Hurricane Eta is due to come ashore in Nicaragua Tuesday as an extremely dangerous category 4 hurricane, bringing life-threatening storm surges, catastrophic winds, flash flooding and landslides to central America.
The storm has maximum sustained winds of about 230 kilometers per hour, and was moving to the west-southwest at about six kilometers per hour.
The forecasters predict the storm will produce a storm surge that will raise water levels along the coastline from four to more than six meters, and rainfall throughout central America of 25 to 51 centimeters, with isolated areas receiving more than 63 centimeters. They say flash flooding and landslides in elevated areas are likely.

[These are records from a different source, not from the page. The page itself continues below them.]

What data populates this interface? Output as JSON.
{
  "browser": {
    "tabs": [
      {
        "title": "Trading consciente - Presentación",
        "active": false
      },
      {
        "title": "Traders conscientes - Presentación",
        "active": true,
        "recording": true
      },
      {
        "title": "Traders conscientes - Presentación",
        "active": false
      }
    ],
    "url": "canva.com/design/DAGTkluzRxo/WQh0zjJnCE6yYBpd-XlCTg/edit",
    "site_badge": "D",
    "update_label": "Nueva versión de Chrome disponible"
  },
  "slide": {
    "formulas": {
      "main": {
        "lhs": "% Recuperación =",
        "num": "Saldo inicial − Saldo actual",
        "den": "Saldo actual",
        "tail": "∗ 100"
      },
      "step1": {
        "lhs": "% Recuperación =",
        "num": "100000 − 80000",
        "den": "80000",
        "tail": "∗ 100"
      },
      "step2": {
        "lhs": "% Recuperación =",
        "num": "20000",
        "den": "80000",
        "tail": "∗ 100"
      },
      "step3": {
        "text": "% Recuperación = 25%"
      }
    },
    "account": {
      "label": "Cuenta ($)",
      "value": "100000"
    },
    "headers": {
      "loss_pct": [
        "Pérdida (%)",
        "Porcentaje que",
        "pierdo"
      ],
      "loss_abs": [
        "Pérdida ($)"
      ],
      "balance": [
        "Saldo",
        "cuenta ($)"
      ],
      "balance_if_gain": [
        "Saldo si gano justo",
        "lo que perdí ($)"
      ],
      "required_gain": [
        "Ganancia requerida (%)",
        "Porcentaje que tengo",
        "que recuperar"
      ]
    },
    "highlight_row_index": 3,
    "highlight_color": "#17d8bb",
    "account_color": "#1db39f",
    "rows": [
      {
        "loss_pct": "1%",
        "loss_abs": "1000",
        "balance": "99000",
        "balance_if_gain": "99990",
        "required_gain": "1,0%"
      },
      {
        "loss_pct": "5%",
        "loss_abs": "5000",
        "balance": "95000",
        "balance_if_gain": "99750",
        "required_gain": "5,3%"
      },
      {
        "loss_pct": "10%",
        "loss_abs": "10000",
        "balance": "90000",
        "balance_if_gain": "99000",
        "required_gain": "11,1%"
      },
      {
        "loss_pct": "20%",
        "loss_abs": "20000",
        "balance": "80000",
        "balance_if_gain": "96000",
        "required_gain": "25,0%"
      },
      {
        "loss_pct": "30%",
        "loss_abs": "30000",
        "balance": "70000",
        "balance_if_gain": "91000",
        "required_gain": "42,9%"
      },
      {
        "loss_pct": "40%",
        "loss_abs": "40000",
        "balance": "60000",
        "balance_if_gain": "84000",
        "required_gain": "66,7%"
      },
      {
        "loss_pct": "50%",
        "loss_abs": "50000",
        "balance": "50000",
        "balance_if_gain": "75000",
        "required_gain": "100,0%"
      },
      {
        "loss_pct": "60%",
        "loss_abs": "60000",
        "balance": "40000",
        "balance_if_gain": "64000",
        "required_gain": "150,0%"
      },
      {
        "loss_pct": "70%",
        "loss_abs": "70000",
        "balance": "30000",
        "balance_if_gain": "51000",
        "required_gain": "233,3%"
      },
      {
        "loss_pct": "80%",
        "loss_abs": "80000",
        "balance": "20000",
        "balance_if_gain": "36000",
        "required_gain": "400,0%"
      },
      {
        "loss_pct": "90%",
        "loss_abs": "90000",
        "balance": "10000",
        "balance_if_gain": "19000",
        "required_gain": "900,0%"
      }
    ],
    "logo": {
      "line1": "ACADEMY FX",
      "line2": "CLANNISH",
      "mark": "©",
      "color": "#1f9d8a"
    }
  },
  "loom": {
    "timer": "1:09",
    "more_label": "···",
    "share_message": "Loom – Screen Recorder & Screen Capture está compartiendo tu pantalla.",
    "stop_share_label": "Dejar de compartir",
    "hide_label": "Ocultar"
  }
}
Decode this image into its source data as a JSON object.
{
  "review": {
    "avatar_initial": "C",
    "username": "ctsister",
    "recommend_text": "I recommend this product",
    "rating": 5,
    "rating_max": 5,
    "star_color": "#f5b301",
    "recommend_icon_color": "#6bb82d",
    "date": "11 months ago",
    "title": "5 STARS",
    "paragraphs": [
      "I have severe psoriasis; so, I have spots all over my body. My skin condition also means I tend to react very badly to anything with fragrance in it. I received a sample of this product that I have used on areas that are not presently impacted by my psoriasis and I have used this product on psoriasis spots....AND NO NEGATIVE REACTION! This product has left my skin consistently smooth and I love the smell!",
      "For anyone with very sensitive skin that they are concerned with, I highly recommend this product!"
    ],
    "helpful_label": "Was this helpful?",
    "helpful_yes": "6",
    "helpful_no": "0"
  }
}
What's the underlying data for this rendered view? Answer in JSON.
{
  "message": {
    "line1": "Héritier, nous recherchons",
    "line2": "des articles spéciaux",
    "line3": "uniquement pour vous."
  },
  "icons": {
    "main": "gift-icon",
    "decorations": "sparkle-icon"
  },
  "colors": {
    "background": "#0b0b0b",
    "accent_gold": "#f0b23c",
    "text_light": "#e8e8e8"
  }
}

The storm is expected to move slowly through the region over the course of the next several days. Forecasters are watching the potential for Eta to reemerge over the Gulf of Mexico late in the week, becoming a danger once again to areas farther north, though the Hurricane Center stated there is considerable uncertainty regarding that outcome.
Eta is the 28th named storm of the 2020 Atlantic hurricane season, tying the record for the busiest hurricane season ever observed in the North Atlantic Ocean Basin and doing so at a breakneck pace.
In 2005, it took until the end of December to arrive at 28 named storms, putting this year two months ahead.